Dr. Monique W. Morris, president and CEO of Grantmakers for Girls of Color, and Bré Rivera, program director of the Black Trans Fund are together spearheading the Holding a Sister Initiative to bring attention and resources to organizations supporting trans girls of color, normalize concern and investment in their success, and create learning opportunities for cis and trans girls of color to move in deeper community with one another.
The initiative will award $1 million in grants in the first year, and will ultimately engage trans girls and gender-expansive youth of color in the decision-making process for selecting grantees on an ongoing basis.
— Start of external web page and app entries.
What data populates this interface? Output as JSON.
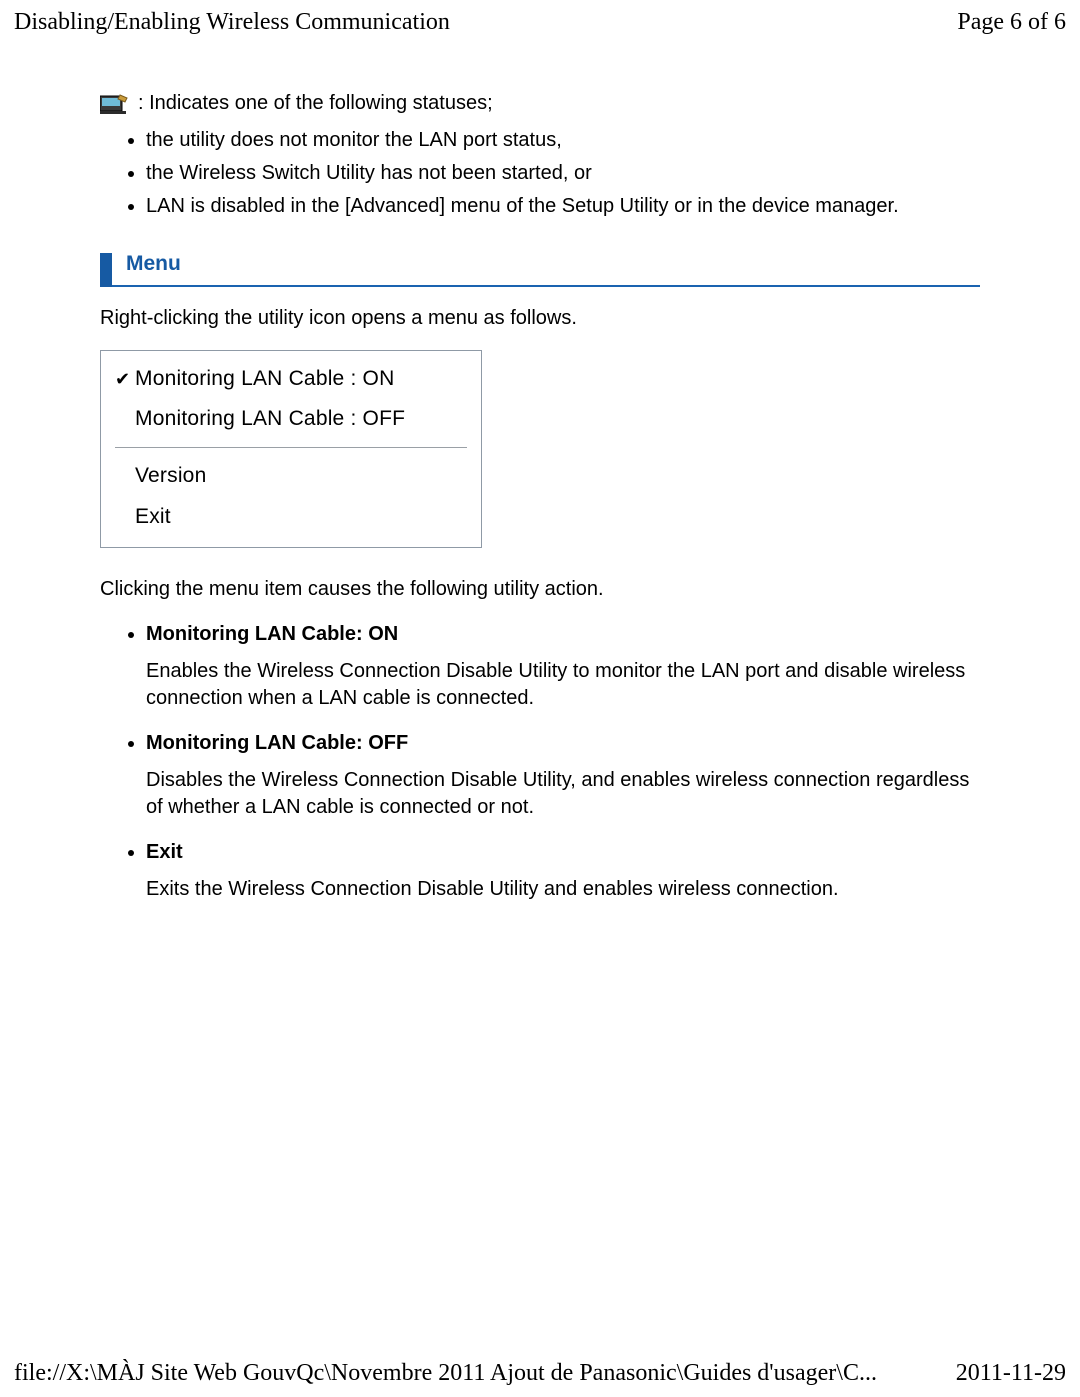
{
  "header": {
    "title": "Disabling/Enabling Wireless Communication",
    "page": "Page 6 of 6"
  },
  "icon_line": " : Indicates one of the following statuses;",
  "status_bullets": [
    "the utility does not monitor the LAN port status,",
    "the Wireless Switch Utility has not been started, or",
    "LAN is disabled in the [Advanced] menu of the Setup Utility or in the device manager."
  ],
  "section_menu": "Menu",
  "menu_intro": "Right-clicking the utility icon opens a menu as follows.",
  "menu_items": [
    {
      "checked": true,
      "label": "Monitoring LAN Cable : ON"
    },
    {
      "checked": false,
      "label": "Monitoring LAN Cable : OFF"
    },
    {
      "sep": true
    },
    {
      "checked": false,
      "label": "Version"
    },
    {
      "checked": false,
      "label": "Exit"
    }
  ],
  "actions_intro": "Clicking the menu item causes the following utility action.",
  "actions": [
    {
      "title": "Monitoring LAN Cable: ON",
      "body": "Enables the Wireless Connection Disable Utility to monitor the LAN port and disable wireless connection when a LAN cable is connected."
    },
    {
      "title": "Monitoring LAN Cable: OFF",
      "body": "Disables the Wireless Connection Disable Utility, and enables wireless connection regardless of whether a LAN cable is connected or not."
    },
    {
      "title": "Exit",
      "body": "Exits the Wireless Connection Disable Utility and enables wireless connection."
    }
  ],
  "footer": {
    "path": "file://X:\\MÀJ Site Web GouvQc\\Novembre 2011 Ajout de Panasonic\\Guides d'usager\\C...",
    "date": "2011-11-29"
  },
  "icon_name": "network-tray-icon"
}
While there has been an increase in donor attention to work led by people of color, it has yet to translate into significant gains in funding for trans and gender-expansive youth of color.
According to recent regional studies in Detroit, South Florida and New Orleans, trans women of color face higher levels of hunger, homelessness, unemployment, incarceration and discrimination. At the same time, the majority of this year's record-breaking anti-trans legislation are targeted to affect youth, including bills that prevent transgender athletes from playing in school sports and the "Save Adolescents from Experimentation (SAFE) Act." Research has show sharp rises in suicide attempts among trans youth during 2020 and 2021.
"The reality is transgender and gender-expansive youth of color require more attention, and resources to interrupt the staggering intersections of trauma and crises they experience," said Bré Rivera.
The initiative joins existing funding intermediaries who have been leading the work to resource trans communities and engage trans people in the direction and distribution of resources, including the Third Wave Fund, the Black Trans Travel Fund, and Fund for Trans Generations. As funding partners, the Black Trans Fund and Grantmakers for Girls of Color aim to expand and transform philanthropy's investments in trans and gender-nonconforming youth. The initiative will move resources to organizations serving and led by trans girls and young women of color. It will also amplify narratives that elevate the humanity, dignity and leadership of trans and gender-expansive youth of color, as well as the ways their experiences and contributions have been overlooked, minimized and targeted by oppositional and systemic forces, and larger social justice movements.
The Holding a Sister Initiative will be led by a manager, who will steward culture change through grantmaking, capacity building, narrative shifting and philanthropic organizing. The position is currently open for applicants.
About Grantmakers for Girls of Color
Fiscally-sponsored by Rockefeller Philanthropy Advisors, Grantmakers for Girls of Color (G4GC) works to mobilize resources and amplify transformative organizing work to dismantle systems of oppression led by girls and gender-expansive youth of color. Grantmakers for Girls of Color openly invites partners and stakeholders to co-create an inclusive space in support of girls, young women, and gender-expansive youth of color across programmatic issues and geographic areas. Learn more by visiting Grantmakers for Girls of Color.
About the Black Trans Fund
The Black Trans Fund is a groundbreaking endeavor: the first national fund in the country dedicated to uplifting and resourcing Black trans social justice leaders. BTF seeks to address the lack of funding for Black trans communities in the U.S. through direct grantmaking, capacity building support, and funder organizing to transform philanthropy. Learn more by visiting Black Trans Fund.